PUT up or shut up.
The challenge was thrown across the parliamentary chamber more than once this week as values and politics clashed.
The idea of freedom of speech was central to the fierce debate: first, over whether Catholic schools should be able to preference students of that faith above others.
Secondly, on comments made by Greens leader and minister Nick McKim in support of anti-forestry protesters.
Freedom of speech refers to an inherent human right to express opinion publicly without fear of censorship or punishment.
A clause that would have allowed faith-based schools to discriminate in favour of students of that faith, and against others, when there was competition for enrolment was included in state government amendments to the Anti- Discrimination Act.
Labor felt that was a reasonable compromise between two polar- opposite and long-held views.
The Greens opposed the clause, arguing it would entrench and legalise discrimination.
The Liberal Party opposed it because it didn't go far enough - and pushed for a general exemption.
Read Hansard of the debate that raged for more than three hours to get an insight into particular MHAs and our state's party politics.
At one point, opposition education spokesman Michael Ferguson accused Greens Bass MHA Kim Booth of wasting his allocated speech time by raising invalid points of order: "This is outrageous ... the party preaches love and tolerance and free speech, but they will not allow anybody to have their say".
He classed the Greens opposition as an example of an ideological obsession against non-government schools.
In turn, Mr Wightman accused Mr Ferguson of waging his own ideological war in the chamber.
"Literacy is important to me and there are things on that (Liberal) side that are placed higher than literacy of Tasmanian students. The shame is not on me, the shame is on you," he said.

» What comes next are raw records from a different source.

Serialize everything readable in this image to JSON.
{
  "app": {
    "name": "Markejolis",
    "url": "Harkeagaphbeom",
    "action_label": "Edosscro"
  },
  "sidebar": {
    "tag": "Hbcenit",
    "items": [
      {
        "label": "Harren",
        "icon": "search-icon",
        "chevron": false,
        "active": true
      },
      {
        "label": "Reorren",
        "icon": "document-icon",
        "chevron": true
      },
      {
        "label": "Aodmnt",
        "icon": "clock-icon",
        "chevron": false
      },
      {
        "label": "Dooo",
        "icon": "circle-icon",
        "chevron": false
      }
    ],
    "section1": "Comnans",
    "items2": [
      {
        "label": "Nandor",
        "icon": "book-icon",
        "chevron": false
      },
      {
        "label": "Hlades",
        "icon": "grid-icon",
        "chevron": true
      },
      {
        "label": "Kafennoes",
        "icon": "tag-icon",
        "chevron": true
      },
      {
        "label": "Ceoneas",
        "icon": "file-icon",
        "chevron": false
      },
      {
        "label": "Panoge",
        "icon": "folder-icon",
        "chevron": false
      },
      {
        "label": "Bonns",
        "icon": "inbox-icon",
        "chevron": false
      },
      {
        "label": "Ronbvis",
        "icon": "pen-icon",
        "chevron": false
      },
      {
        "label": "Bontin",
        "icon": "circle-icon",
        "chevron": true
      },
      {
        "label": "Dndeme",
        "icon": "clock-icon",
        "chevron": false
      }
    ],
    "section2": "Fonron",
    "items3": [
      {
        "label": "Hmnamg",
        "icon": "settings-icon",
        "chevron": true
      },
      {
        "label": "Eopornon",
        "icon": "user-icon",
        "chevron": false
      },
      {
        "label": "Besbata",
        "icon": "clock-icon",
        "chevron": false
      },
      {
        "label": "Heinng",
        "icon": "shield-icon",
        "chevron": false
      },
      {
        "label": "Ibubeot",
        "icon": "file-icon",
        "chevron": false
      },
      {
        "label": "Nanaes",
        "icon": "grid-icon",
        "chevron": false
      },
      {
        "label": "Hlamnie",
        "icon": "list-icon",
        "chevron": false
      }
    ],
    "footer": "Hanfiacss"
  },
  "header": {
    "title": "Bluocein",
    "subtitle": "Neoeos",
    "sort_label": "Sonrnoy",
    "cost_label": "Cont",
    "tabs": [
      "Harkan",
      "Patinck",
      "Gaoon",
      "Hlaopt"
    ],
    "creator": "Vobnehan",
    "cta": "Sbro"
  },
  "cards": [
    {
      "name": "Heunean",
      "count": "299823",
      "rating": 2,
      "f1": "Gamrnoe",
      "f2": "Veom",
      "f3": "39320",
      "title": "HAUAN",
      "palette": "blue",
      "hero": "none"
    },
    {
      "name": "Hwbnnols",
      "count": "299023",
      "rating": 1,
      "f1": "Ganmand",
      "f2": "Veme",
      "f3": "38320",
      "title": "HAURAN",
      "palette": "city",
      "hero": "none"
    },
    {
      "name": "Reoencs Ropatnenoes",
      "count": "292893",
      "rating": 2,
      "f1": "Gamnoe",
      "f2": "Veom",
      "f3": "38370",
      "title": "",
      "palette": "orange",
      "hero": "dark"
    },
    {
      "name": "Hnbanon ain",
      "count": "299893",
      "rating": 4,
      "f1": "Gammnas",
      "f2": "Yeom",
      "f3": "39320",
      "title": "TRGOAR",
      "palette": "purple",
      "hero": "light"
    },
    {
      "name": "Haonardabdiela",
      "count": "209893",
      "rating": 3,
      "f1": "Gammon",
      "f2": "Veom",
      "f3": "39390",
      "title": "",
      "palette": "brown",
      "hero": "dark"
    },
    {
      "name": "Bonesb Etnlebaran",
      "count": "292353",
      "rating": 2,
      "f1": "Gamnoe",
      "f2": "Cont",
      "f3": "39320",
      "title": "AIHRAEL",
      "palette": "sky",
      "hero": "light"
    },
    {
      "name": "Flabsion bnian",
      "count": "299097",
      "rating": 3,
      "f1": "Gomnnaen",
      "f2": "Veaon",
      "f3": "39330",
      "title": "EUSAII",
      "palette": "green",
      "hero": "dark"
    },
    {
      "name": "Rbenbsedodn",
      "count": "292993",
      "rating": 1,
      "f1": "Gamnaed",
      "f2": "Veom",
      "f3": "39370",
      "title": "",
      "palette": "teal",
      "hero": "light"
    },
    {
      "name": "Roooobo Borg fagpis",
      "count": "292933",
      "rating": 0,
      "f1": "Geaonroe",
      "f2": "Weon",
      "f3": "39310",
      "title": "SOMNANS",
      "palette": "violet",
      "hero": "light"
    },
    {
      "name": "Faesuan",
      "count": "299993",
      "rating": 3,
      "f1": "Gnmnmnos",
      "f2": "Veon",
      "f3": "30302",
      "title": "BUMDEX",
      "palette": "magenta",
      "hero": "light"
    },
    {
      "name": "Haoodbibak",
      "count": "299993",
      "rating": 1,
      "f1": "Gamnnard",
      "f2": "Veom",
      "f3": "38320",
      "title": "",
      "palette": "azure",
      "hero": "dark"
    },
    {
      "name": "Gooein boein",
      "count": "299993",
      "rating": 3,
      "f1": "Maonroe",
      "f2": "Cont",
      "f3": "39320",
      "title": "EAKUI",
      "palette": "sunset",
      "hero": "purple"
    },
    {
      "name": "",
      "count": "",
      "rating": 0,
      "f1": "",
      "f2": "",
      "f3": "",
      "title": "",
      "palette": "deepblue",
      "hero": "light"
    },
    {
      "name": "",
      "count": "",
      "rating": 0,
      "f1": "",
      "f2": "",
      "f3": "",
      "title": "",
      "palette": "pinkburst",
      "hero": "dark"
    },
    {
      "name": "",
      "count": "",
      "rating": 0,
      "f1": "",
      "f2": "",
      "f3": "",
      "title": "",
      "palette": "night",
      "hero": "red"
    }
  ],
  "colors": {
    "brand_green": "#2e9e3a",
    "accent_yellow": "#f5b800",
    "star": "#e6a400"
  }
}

Leader of opposition business Rene Hidding painted an analogy of an Islamic school being forced to accept hundreds of Christians under the proposed clause and said the reverse would also be true, meaning people could "force their way into that school, which would diminish the faith of those people in that school".
He also accused Labor and Greens MHAs of stifling free speech.
"We have to listen to your stuff, so you should just shut up and listen to our stuff as well. That is the way it works."
Mr McKim saw the impasse as being about politics, not values.
"Otherwise, why would (Liberal MHAs) have voted against something that went part of the way to what they state their preferred position would be ... because you think you can peel votes primarily off the Labor Party (here)."
End result: everyone got their say, but no one got their way.
The freedom of speech debate grew in fervour after Mr McKim compared recent protests at timber processor Ta Ann Tasmania to civil rights campaigners Nelson Mandela, Mahatma Gandhi and Rosa Parks.
He said he would always back people's right to protest, which was often contrary to the law of the day.
The opposition said the comments on protests that resulted in arrests and trespass charges should result in Mr McKim's sacking.
Once again, Premier Lara Giddings had to argue that her cabinet minister had a right to express his opinion even if she didn't agree with it - and desperately try to switch focus on to the Liberals' "wrecking game".
(Note: her earlier claim of wealthy benefactors funding such protests drew a demand for proof with Mr Booth calling on her to "put up or shut up", which was later withdrawn.)
The last word: Everyone has a right to express their opinion and, in the case of Mr McKim, the long- standing position of their party.
But freedom of speech can't be used in defence against anything. No one has a right to mislead the public, imply or state things that are untrue or wilfully damage the reputation of others. Enough said.